How Can You See The Butterfly Life Cycle?

Fun article explains the Butterfly Life Cycle, has LOTS of life cycle images and a coloring page too!These kids got to observe live Painted Lady caterpillars turn into Butterflies.

There are many different ways that you can catch this miracle happen right before your eyes, for instance, there are live butterfly kits that come with caterpillars so you can see this amazing transformation right in front of you! 

These live butterfly kits are amazing for a science project or simply for children to learn all about the ever-changing caterpillar and the butterfly’s life cycle in general.  One of the greatest things about these live butterfly kits is the fact that after the butterflies hatch out of their pupas, you can observe them for a little while and then let them go!   

Letting your butterflies go is not only a satisfying experience but it is one that is very important to teach your children.  Children have to learn that animals do not need to be locked up and while it is okay to observe them sometimes, it is always best to let nature take its course.   

Butterfly Life Cycle: Article with Lots of PicturesTeachers can buy a live School Size Painted Lady Butterfly raising kit

Now that you have learned all about the butterfly’s life cycle, why don’t you teach someone else?  This amazing life cycle is a great lesson for anyone to learn and it is not only a lesson that involves an ever-changing insect, but it is one that we can apply to ourselves as well.  For instance, when a child is feeling down on themselves, you can explain to them that not only do people change inside every day, but insects like the butterfly do too. 

The butterfly life cycle is a great story to tell anyone and everyone and it is even better to observe it happen right in front of you.  Live butterfly kits allow you to see for yourself the entire life cycle of this incredible creature and allows your children to learn more and more about these beautiful insects! 


Our articles are free for you to copy and distribute. Make sure to give credit for the article.

Butterfly Biology Links

Butterfly Life Cycle Coloring Page FREE butterfly life cycle coloring page for you to print out and color in!
Monarch Butterfly Life Cycle Coloring Page FREE Monarch butterfly life cycle coloring page for you to print out and color in!
Berkeley's Anise Swallowtails Lots of pictures of the stages of the Anise swallowtail butterfly life cycle with emphasis on caterpillars and raising them, but many butterfly pictures as well. One of the best written and documented butterfly rearing sites out there. Also fun to read!!
Captain's European Butterfly Guide Provides a series of pages with photos outlining the butterfly life cycle process from start to finish.
Monarch Butterfly Life Cycle Pictures Great article with images about the life cycle of the monarch butterfly.

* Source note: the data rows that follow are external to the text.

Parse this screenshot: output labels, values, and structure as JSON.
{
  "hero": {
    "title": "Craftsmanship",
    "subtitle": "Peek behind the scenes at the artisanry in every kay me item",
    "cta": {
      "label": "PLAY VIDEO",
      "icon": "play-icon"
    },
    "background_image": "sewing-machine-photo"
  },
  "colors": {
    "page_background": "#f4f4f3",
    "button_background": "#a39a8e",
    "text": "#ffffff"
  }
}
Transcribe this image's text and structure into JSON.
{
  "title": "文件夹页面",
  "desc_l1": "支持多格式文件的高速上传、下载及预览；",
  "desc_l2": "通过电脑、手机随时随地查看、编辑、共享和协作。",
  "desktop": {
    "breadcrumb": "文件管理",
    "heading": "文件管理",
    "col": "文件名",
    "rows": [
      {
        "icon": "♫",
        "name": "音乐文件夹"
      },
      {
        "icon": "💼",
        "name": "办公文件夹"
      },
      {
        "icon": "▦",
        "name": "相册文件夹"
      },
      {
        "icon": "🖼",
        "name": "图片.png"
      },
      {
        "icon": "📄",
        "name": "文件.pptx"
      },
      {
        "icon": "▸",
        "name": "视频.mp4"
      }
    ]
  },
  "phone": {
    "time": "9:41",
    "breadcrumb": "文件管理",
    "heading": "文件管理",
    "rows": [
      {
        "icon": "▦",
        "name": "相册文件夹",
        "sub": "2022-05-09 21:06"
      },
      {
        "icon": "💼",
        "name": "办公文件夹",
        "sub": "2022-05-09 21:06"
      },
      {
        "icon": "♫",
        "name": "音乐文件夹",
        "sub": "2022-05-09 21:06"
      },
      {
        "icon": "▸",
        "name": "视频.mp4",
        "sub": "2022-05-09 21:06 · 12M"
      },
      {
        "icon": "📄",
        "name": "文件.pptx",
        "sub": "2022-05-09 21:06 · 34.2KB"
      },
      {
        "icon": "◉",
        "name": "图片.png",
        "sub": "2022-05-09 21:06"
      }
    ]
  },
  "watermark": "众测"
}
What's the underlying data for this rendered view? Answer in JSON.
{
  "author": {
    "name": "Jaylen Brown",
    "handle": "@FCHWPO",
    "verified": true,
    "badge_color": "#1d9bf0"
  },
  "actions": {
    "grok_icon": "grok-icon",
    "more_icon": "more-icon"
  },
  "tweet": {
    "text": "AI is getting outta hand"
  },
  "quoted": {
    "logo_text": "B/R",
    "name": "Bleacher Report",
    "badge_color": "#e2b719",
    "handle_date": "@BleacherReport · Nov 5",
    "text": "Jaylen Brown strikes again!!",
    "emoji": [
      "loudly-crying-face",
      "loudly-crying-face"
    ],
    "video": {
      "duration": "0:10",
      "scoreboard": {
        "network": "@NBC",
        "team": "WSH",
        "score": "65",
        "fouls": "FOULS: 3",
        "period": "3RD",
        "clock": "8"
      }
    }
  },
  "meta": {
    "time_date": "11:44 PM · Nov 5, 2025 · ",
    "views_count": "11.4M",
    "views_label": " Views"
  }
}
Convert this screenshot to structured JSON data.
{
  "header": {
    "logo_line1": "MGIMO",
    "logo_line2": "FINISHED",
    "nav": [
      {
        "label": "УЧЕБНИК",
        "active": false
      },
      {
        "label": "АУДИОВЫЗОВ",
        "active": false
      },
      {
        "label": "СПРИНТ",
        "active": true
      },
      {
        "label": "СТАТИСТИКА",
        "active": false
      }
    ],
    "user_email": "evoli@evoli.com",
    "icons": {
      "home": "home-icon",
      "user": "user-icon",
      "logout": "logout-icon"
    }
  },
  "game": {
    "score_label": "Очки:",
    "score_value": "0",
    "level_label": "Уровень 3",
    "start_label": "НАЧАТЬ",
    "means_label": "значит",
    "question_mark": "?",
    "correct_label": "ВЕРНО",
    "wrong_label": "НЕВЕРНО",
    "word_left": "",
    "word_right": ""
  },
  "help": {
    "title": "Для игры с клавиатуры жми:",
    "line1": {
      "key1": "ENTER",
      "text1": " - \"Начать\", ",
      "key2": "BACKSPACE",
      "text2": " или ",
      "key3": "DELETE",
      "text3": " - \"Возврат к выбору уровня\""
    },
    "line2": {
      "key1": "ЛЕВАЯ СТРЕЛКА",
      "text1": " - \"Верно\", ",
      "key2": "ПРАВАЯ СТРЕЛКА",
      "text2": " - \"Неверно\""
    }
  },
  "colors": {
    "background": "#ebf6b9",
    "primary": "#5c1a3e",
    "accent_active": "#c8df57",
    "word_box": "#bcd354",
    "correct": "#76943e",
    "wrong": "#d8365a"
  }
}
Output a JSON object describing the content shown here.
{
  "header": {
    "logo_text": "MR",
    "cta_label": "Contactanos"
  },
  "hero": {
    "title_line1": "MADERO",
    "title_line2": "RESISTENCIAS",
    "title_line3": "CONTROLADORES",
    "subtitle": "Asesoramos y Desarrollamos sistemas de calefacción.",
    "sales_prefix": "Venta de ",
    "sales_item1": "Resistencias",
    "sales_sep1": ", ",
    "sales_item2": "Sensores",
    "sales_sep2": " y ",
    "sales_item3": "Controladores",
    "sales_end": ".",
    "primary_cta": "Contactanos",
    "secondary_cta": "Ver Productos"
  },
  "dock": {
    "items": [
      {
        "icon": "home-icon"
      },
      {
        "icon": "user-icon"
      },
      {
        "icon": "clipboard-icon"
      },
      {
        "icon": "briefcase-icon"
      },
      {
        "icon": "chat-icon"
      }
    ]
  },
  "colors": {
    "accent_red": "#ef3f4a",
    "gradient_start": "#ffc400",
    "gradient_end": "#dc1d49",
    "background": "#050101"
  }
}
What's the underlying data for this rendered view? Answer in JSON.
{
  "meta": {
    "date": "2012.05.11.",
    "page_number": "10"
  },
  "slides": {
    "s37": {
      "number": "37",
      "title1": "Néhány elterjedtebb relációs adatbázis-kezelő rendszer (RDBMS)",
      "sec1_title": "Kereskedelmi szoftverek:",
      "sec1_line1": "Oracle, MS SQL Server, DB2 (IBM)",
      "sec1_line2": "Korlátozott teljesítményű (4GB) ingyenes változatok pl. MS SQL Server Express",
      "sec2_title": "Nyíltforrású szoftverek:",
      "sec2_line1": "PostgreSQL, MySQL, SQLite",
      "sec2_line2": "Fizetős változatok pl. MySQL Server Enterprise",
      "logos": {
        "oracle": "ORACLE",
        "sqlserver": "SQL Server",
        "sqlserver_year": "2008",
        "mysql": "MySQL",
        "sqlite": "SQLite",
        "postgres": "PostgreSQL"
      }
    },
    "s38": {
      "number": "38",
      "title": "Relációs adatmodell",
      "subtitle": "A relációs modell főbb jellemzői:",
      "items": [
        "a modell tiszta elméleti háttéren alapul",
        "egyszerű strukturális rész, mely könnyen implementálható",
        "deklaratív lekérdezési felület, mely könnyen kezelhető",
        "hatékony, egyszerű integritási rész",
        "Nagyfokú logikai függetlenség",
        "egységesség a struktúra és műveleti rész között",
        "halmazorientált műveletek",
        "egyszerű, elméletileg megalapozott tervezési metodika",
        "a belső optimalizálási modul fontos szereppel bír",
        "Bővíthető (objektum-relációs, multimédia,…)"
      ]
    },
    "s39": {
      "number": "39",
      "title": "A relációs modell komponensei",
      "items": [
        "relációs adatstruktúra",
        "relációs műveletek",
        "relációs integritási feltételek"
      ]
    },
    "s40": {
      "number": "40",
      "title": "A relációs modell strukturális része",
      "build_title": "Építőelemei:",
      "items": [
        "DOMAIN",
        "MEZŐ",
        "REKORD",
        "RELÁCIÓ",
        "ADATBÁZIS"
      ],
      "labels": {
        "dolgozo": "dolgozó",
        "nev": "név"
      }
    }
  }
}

Did you know they have 4 generations a year, and that the last one migrates up to 2,500 miles?
Monarch Butterfly Biology and Migration A gateway to news, information, activities, and resources about the biology and conservation of this fascinating insect.

Additional Info

privacy policy